## EXERCISE DESCRIPTION
Tally the lines of the listing that contain the word "offset", then give the total and nothing else.

%%

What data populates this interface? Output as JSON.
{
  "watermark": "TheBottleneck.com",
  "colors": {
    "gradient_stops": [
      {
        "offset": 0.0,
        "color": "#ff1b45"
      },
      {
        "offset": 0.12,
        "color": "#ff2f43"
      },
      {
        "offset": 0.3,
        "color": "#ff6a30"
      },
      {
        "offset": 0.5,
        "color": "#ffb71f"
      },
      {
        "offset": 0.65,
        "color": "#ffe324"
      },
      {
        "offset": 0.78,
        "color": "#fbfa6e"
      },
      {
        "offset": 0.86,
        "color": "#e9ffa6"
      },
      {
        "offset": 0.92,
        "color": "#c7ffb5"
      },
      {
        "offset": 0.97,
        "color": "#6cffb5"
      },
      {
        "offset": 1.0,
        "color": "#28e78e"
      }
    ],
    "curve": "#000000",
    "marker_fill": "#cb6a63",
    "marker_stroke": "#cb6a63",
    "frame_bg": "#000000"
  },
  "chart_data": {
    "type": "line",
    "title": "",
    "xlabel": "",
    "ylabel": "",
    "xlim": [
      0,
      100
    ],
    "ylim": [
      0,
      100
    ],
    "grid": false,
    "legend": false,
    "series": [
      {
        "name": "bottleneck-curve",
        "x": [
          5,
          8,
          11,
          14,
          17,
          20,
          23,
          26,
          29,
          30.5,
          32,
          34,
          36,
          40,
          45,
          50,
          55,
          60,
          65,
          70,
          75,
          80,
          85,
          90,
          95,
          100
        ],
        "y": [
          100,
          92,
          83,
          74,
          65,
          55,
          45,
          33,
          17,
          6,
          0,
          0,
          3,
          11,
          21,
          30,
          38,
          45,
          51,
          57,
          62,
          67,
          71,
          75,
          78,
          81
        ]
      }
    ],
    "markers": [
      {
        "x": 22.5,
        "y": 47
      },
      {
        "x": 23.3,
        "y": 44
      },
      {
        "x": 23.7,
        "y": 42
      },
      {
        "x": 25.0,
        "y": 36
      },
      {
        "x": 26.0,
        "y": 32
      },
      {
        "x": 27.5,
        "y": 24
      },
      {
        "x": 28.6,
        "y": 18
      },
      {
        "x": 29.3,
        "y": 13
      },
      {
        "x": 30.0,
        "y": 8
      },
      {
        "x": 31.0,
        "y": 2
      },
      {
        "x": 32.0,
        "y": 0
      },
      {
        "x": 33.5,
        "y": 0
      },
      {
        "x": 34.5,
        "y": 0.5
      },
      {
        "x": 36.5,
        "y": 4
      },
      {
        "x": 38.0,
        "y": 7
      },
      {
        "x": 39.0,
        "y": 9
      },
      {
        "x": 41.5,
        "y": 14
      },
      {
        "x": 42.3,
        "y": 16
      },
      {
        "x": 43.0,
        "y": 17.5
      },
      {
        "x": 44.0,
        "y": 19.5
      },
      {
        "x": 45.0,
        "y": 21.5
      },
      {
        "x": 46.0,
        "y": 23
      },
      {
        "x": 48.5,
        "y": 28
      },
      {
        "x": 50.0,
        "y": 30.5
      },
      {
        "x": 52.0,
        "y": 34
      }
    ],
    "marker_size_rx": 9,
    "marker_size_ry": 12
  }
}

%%

## FINISHED TASK
10